DATA EXCERPTS:
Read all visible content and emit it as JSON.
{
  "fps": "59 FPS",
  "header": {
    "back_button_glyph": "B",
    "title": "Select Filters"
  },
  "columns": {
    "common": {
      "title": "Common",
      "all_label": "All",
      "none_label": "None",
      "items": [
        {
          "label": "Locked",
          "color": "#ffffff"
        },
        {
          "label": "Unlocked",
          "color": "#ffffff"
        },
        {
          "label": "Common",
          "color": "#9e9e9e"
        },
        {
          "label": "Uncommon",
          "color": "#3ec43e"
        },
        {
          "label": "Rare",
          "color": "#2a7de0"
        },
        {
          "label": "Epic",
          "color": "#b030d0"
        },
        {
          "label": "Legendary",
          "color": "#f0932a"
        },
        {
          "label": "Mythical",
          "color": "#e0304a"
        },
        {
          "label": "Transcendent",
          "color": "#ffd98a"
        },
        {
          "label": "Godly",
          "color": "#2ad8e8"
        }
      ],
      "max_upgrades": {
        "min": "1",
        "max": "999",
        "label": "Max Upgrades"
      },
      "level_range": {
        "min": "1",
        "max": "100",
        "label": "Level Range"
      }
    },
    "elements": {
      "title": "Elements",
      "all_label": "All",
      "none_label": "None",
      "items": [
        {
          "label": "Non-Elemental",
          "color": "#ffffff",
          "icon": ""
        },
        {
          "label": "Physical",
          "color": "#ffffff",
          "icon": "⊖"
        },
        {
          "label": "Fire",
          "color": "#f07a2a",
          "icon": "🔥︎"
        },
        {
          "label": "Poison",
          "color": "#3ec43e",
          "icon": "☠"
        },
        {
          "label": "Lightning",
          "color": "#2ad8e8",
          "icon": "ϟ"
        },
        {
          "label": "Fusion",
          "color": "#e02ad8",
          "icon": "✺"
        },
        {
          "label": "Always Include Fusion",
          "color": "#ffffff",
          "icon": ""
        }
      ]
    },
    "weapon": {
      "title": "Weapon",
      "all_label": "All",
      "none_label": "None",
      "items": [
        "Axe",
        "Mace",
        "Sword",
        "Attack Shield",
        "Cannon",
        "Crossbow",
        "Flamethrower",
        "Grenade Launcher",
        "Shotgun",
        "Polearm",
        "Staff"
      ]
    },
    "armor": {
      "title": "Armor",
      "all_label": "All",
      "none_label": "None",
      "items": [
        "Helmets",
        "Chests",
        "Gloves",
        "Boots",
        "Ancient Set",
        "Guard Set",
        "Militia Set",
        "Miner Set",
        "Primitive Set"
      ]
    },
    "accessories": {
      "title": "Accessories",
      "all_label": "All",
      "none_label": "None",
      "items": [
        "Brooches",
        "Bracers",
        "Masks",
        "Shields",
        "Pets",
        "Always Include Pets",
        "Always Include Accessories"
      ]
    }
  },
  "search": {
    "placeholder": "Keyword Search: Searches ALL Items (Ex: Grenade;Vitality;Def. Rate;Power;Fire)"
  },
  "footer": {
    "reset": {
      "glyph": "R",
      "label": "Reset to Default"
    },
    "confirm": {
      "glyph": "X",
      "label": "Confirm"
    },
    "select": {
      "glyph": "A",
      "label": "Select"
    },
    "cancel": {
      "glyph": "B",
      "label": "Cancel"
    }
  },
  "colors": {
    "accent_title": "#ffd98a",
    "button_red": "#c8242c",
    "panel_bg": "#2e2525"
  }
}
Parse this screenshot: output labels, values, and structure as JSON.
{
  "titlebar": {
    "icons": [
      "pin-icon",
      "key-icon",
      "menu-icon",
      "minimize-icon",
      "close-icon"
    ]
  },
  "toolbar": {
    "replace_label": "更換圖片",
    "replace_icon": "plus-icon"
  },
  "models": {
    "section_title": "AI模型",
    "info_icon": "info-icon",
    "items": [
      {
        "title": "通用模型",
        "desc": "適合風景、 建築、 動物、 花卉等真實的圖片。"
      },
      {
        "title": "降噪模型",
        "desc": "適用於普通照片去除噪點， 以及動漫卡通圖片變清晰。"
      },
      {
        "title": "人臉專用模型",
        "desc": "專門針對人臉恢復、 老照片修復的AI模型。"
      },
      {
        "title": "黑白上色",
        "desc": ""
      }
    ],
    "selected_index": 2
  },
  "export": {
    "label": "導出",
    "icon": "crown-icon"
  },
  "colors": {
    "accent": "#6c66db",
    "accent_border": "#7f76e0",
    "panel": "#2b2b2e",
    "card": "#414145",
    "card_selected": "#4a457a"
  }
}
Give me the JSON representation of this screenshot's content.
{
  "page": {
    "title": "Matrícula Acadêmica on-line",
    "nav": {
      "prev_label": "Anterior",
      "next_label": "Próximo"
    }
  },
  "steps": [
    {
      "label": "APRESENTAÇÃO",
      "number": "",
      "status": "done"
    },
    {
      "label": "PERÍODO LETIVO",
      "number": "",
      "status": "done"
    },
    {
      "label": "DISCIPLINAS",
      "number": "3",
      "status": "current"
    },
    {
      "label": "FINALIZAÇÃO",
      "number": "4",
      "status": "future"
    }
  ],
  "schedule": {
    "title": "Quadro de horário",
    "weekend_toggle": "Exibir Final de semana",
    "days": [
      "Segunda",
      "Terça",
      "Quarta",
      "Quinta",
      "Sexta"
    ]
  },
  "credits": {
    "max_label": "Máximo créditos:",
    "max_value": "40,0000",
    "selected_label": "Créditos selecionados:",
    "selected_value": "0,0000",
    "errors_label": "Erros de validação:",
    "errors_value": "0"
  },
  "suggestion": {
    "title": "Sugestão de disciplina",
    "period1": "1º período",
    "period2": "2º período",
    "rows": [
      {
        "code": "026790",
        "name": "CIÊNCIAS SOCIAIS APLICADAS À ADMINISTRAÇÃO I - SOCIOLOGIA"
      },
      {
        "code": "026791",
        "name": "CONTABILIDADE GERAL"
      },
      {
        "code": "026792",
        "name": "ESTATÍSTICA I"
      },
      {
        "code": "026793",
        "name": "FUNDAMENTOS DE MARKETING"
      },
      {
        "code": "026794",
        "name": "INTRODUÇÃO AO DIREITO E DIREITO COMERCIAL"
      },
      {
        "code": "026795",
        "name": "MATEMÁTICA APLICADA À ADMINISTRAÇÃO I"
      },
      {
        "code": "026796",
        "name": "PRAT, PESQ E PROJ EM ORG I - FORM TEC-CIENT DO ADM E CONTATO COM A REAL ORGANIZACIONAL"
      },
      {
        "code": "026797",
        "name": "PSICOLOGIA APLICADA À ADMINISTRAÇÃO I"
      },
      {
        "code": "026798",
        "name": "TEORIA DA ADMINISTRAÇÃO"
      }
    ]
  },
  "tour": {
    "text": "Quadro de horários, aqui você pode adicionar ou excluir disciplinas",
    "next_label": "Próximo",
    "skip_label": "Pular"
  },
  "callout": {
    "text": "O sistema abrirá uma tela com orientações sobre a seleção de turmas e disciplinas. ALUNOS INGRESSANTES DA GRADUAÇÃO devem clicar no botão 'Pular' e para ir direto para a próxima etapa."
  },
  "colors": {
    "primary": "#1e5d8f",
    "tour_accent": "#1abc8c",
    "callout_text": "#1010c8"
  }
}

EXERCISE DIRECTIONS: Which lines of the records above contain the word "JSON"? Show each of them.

ANSWER TO THIS TASK:
Read all visible content and emit it as JSON.
Parse this screenshot: output labels, values, and structure as JSON.
Give me the JSON representation of this screenshot's content.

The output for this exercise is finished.